a mesmerizing journey in ambient sound
The gentle, soothing opener, Alap, features an exquisite harp section, and immediately suggests that this album will have a more downtempo focus. The chilled-out vibes continue into Two Thousand and Seventeen, one of the early singles to be released from New Energy, which is driven by a pulsing bassline, yet dominated by a beautiful, uplifting sitar and calming, ethereal vocal fragments. This track demonstrates the significant influence of traditional Indian music as inspiration for New Energy, similar to Four Tet’s 2015 album Morning/Evening. In the months building up to the record’s release, Hebden compiled a bizarrely extensive and wide-ranging Spotify playlist, running to over 51 hours long in total, showcasing a myriad of his influences from around the globe, which invites the listener to situate this latest album in its global and historical musical context. Hebden has previously expressed his hopes that his music can bring “unity, love and solidarity” in the face of the “intolerance and hate in the world”, and Two Thousand and Seventeen certainly feels like a hopeful and positive response to the tumultuous events of the year so far, bringing a moment of calm and pause which feels almost spiritual.
Lush is one my favourite tracks from this album, incorporating global musical influences with synths and lively percussion to create a perfect balance between tranquillity and dancefloor. Memories also stands out with its shimmering synths and dreamy, poignant melodies, creating an atmosphere of warmth and intimacy. But Scientists is arguably the most striking track of all, skilfully switching tempos and contrasting attention-grabbing vocals with the foundational drum loop, and towards the end of the track a joyful, spiralling saxophone, to create perfectly complementary moments of still open space and lush textural layering.

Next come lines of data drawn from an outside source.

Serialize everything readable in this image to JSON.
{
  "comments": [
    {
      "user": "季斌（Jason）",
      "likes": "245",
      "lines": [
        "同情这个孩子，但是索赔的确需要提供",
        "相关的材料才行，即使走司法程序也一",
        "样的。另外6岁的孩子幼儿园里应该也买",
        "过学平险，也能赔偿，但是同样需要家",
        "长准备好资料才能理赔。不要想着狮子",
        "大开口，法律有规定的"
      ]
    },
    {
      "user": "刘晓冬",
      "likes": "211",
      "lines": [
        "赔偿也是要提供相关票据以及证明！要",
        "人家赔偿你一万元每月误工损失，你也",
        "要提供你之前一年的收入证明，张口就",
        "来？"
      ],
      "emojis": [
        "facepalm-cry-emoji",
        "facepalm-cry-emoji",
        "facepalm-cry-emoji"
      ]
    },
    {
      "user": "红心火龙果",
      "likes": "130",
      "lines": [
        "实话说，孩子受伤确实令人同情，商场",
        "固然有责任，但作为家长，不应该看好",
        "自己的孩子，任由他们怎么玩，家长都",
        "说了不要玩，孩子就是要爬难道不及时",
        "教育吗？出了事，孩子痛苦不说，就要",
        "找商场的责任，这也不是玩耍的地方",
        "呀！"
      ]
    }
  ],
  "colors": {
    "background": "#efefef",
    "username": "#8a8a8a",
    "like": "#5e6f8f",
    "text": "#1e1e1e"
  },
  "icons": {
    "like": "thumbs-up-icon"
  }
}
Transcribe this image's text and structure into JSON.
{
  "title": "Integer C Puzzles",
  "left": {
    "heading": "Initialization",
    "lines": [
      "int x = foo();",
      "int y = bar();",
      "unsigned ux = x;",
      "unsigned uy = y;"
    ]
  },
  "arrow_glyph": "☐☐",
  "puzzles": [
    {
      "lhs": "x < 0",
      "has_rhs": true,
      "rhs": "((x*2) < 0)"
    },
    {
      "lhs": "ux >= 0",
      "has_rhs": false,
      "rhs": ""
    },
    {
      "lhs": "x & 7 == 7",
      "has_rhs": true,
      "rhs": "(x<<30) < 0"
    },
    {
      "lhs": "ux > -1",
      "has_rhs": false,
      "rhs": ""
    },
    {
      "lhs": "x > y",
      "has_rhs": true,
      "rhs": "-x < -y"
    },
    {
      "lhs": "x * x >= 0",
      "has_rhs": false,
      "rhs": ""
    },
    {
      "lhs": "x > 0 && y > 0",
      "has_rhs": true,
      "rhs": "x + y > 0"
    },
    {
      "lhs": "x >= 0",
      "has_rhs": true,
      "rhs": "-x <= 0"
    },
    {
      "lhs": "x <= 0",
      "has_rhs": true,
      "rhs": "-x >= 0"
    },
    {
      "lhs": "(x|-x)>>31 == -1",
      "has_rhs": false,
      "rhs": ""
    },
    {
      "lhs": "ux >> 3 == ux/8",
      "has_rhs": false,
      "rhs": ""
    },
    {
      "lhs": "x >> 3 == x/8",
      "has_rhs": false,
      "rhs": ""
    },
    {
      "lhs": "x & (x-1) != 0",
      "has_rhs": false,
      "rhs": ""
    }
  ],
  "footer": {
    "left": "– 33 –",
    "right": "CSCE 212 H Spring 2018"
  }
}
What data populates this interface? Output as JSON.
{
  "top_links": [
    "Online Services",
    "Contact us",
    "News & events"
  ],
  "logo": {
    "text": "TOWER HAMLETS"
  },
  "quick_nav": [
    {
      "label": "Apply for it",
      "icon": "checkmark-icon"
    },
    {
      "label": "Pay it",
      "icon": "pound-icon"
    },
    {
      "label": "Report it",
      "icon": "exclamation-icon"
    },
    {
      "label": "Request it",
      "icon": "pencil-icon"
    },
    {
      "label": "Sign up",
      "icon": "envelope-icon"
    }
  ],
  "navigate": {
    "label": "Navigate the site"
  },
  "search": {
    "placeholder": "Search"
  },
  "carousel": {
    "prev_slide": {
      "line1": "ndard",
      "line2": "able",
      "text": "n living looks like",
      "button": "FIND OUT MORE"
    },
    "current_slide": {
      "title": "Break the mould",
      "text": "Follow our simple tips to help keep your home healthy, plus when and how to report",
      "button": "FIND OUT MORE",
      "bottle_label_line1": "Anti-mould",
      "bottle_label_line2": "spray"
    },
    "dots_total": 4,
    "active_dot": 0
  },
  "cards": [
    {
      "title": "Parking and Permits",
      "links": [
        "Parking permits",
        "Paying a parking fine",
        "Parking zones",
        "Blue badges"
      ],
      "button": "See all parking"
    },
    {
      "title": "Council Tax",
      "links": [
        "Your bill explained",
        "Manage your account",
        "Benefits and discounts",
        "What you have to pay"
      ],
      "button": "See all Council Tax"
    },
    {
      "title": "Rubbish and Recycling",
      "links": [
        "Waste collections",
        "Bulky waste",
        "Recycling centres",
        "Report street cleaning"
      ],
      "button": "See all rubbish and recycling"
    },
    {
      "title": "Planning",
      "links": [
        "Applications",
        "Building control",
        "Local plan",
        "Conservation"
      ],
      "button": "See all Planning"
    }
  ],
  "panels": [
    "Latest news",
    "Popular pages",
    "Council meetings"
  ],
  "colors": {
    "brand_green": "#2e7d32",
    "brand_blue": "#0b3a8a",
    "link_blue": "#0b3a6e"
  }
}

shimmering synths and dreamy, poignant melodies, creating an atmosphere of warmth and intimacy
SW9 9SL, the album’s longest track, indicates a return to more typical dancefloor style, the postcode of the title transporting you to Brixton Academy, where Hebden hosts legendary annual all-night raves. Daughter again features layers of gentle vocals in an otherworldly loop, against graceful piano, and brings a personal and intimate element to the album, being dedicated to Hebden’s own daughter, and featuring a child’s voice at the end of the track.
Some tracks, such as You Are Loved and 10 Midi, are definitely less interesting than others on the album. LA Trance, which features a heavier, more house-y bassline, gradually builds up into one of the album’s more up-tempo tracks, yet it takes a very long time to develop, and risks verging on dull. Parts of the album do require careful listening to avoid it turning into a homogenous mass of background noise.
Hebden has been self-releasing his albums since 2012, when he left Domino Records, and does very little PR or promotional work, all of which he also manages himself. There is no corporate sheen then to Four Tet’s albums, and this comes across in the music, which genuinely sounds like heartfelt personal expression. The unhurried pace of New Energy, its detailed precision and finely nuanced balance coupled with its sense of warmth and spiritual contemplation, give it integrity, and overall it is both enigmatic and revelatory, comforting and entrancing.